This Pi Day (March 14th = 3.14 in US date format) we will be supporting Oxford University with Pi Day Live. This is a free, live online event led by Professor Marcus du Sautoy with the ambitious aim of helping participants to rediscover “one of the most important and beautiful numbers in the universe.”
This is a really innovative public event that blends the best elements of a professional TV-type broadcast with the interactive and collaborative nature of the Internet. So, after an introduction to Pi from Professor du Sautoy, participants will try some intriguing offline experiments to calculate Pi using ancient techniques involving string, marbles, needles and rivers. The results of these crowd-sourced experiments will then be quickly collated, presented and discussed.
It is going to be fascinating to see the results come in and consider how these compare to those of experiments conducted thousands of years ago and with the latest supercomputers. I’m genuinely quite excited to be involved in helping with this and looking forward to my maths lesson.
So, what will be doing to help?
Our piece of the Pi
The part of the event that we are supporting is badged as the “Online Lecture Theatre“. The aim is to allow the affordances of a (good) live lecture to work at large scale. Working with the event organiser, Dave White, we came up with a plan for how best to use of our Blackboard Collaborate service, backed by a team of experienced moderators to help the event run smoothly.
For the introduction, we’ll have a high quality video feed of Professor du Sautoy broadcasting from a studio in Oxford. This feed will be available for all participants to watch in the main room, where they can also discuss it via chat. The video feed will be broadcast simultaneously as a Google Hangout On Air that will be embedded in the event website for those who’d prefer to simply watch on the “Big Screen.”
Now for the science bit…
After the talk come the activities. We’ll split into breakout rooms where participants will be helped by one of our moderators and (much to our relief) an Oxford University maths student. We’re expecting a large number of schools to participate, as well as the wider public, so will be distributing participants to breakout groups carefully to ensure that discussion is at the right level.
After about 15 minutes of experimentation we’ll re-assemble everyone in the main room so that Professor du Sautoy can review the results and respond to questions.
So, within the time taken for the average lecture, we should have explained Pi, tried some practical experiments and got some real data to analyse. That sounds pretty good to me. I hope it does to you too and that you’ll join us for Pi Day Live!
Find out more
You can find out more about Pi Day Live and how you can get involved on the Oxford Connect site.
For background on the educational context of this event format and future plans for Oxford Connect, read Dave White’s post MOOC: Self-Service Education?
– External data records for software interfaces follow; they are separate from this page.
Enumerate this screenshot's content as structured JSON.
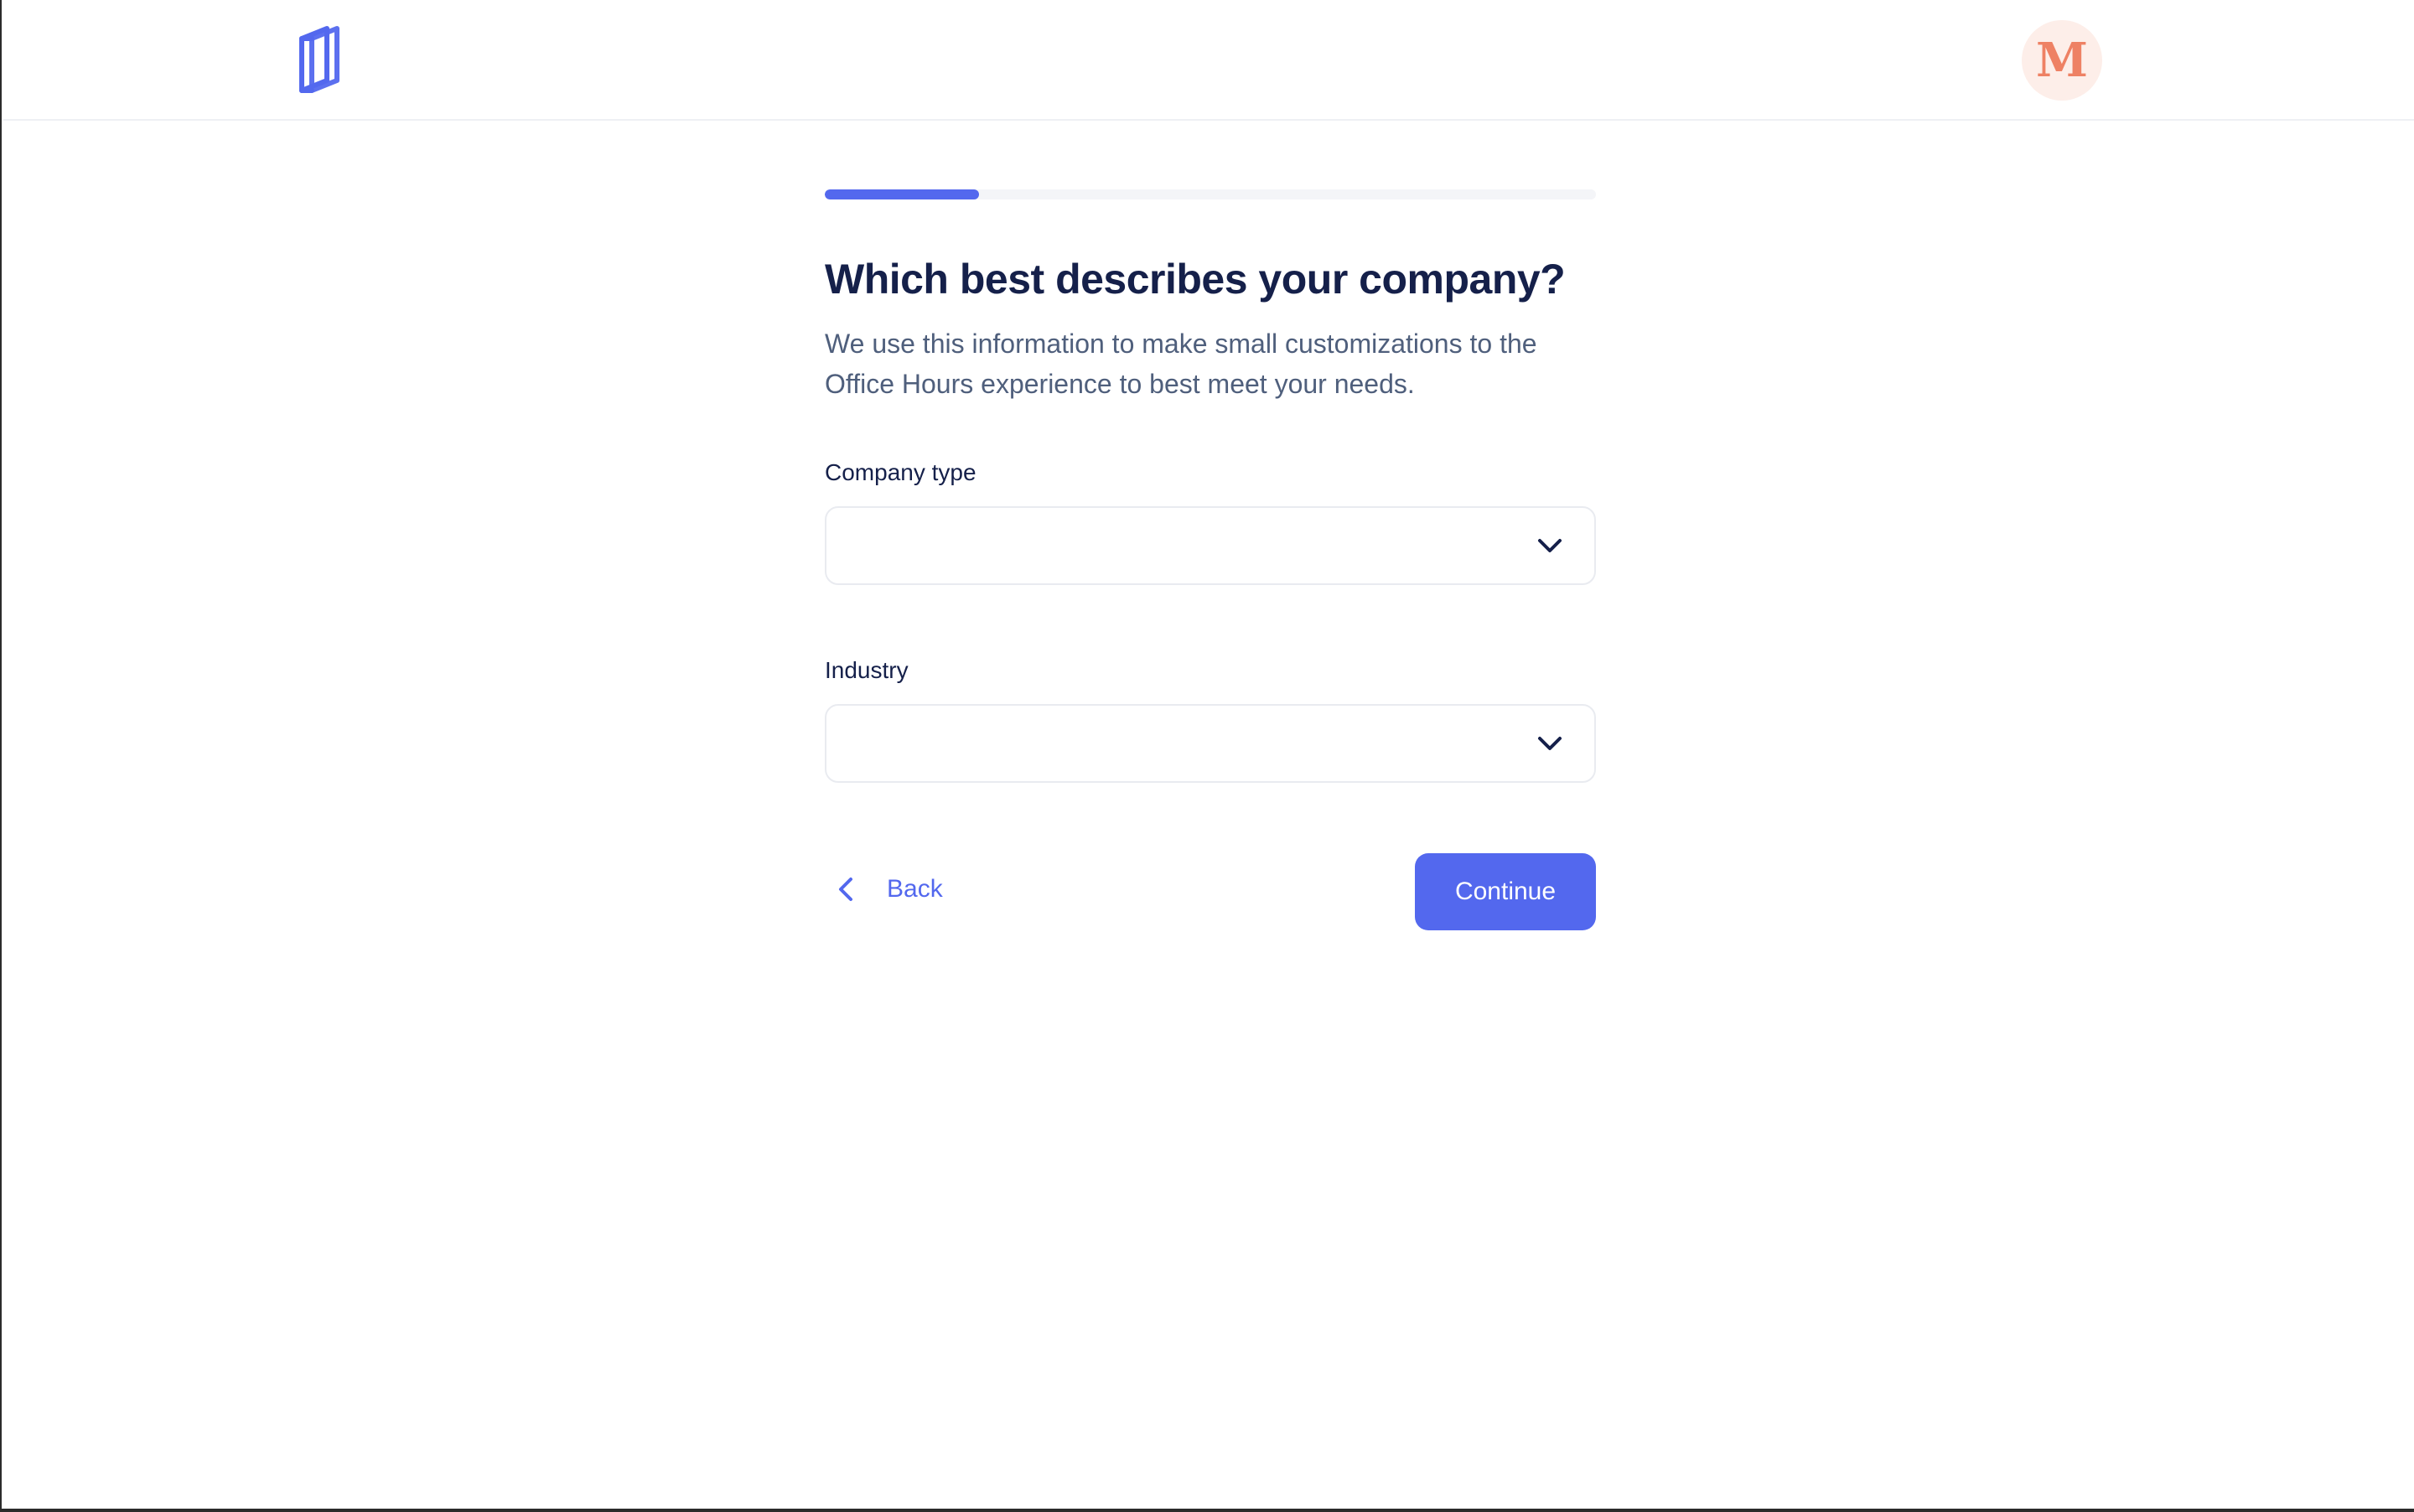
{
  "header": {
    "logo_icon": "book-logo-icon",
    "avatar_initial": "M",
    "avatar_color": "#ee8164",
    "avatar_bg": "#fdeee9"
  },
  "progress": {
    "fraction": 0.2,
    "color": "#5368ee"
  },
  "main": {
    "title": "Which best describes your company?",
    "subtitle": "We use this information to make small customizations to the Office Hours experience to best meet your needs."
  },
  "form": {
    "company_type": {
      "label": "Company type",
      "value": "",
      "icon": "chevron-down-icon"
    },
    "industry": {
      "label": "Industry",
      "value": "",
      "icon": "chevron-down-icon"
    }
  },
  "actions": {
    "back_label": "Back",
    "back_icon": "chevron-left-icon",
    "continue_label": "Continue",
    "accent": "#5368ee"
  }
}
If you still need more convincing, here’s a video of Professor du Sautoy explaining why Pi is so important and how Pi Day Live will help us understand it a little better.
Image credit: iStockphoto